500gramsbeefmutton, or potatoes (or a combination) (either minced or finely diced for the meat. Finely diced or mashed for the potato.)
1/2teaspooneither dried marjoram or cuminthe choice is yours!
1cupwaterenough to mix the dough
vegetable oilenough to fill a frying pan to around 2cm
Making the pastry
Mix together the flour, salt, and enough of the water to create a kneadable dough.
Knead dough until it’s elastic and smooth, then set it aside to rest for 15 mins
Preparing the filling

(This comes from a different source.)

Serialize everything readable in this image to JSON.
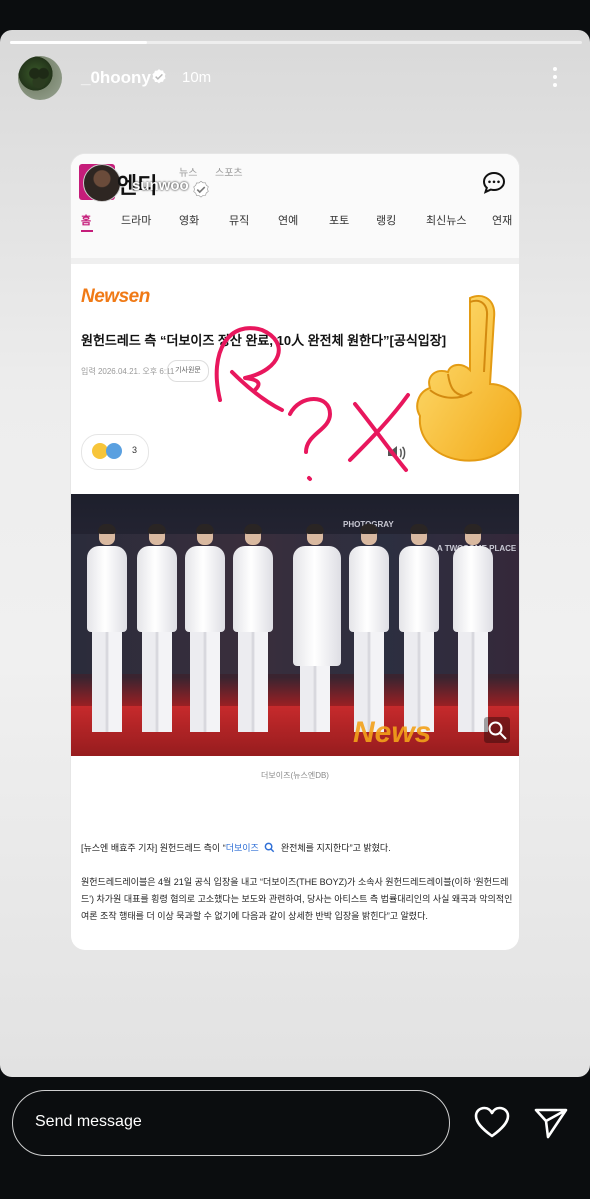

In a large bowl, mix together the meat (and/or potato) along with the onion, garlic, salt, pepper, and herbs/spices. If the mix is too dry, add a little water.
Putting it all together
Once the dough is rested, split the dough into four pieces, then cut each piece in half again. Roll each piece of dough into circles, leaving the edges a little thinner than the middle.
Working quickly to prevent the dough from drying out and becoming difficult to work with, hold the pastry circle in the palm of your hand and spoon a dollop of the filling into one side of the circle, leaving plenty of room around the edges to seal everything together.
Fold the circle in half in your hand, using fingers and palm, so that the edges come together creating a half moon shape. Squeeze out the air and flatten the filling as you work around, pinching the edges closed and tucking them under as you go.
Repeat the process for each khuushuur
Add around 2cm oil in a frying pan and heat until hot.
Fry two to three of the pastries at a time, cooking until they are a golden brown. This usually takes around 2 minutes per side.
Mix together shredded cabbage and beetroot, along with a small dollop of sour cream to create a salad.
Serve the pastries alongside the cabbage and beetroot salad, along with the remainder of the sour cream on the side.
Khuushuur is a large, fried, meat dumpling popular across Mongolia. Wrapped in a golden pastry with a steaming meat inside, it’s a perfect comfort food for those bitterly cold Mongolian winters.